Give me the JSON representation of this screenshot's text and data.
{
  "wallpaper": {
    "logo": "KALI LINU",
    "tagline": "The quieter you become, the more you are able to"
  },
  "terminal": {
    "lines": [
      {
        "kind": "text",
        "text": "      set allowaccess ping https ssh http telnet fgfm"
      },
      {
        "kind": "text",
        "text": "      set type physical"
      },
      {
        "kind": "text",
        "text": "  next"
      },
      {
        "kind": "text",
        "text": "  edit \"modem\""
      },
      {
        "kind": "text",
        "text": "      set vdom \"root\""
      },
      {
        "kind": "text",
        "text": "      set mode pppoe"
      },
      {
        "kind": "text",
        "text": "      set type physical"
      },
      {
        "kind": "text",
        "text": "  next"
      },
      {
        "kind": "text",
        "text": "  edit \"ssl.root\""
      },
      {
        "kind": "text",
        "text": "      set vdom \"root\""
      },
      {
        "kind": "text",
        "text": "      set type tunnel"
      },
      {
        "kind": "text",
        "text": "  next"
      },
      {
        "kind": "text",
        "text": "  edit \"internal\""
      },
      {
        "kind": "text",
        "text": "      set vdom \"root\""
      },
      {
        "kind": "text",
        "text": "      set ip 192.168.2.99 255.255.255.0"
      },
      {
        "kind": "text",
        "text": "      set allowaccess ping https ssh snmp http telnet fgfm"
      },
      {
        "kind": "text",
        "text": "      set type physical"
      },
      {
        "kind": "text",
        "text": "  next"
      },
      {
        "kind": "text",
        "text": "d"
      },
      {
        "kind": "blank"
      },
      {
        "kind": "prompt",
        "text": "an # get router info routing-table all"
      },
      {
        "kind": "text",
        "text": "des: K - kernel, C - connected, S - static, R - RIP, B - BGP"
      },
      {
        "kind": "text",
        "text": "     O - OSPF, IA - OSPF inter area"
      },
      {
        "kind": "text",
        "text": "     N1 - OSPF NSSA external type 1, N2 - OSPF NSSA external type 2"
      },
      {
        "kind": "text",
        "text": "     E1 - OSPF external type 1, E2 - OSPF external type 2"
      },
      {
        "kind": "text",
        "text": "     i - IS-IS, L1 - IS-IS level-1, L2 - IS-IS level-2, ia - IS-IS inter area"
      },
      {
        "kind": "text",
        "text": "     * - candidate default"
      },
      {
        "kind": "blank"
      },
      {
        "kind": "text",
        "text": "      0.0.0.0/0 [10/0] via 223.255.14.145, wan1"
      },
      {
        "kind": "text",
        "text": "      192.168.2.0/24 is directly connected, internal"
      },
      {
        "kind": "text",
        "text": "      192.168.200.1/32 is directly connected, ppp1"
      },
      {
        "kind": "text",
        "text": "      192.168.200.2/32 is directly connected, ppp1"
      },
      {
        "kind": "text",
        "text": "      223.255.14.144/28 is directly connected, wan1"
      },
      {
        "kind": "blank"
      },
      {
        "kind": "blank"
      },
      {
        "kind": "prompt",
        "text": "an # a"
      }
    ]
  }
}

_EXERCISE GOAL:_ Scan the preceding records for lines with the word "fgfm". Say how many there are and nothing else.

_TASK SOLUTION:_ 2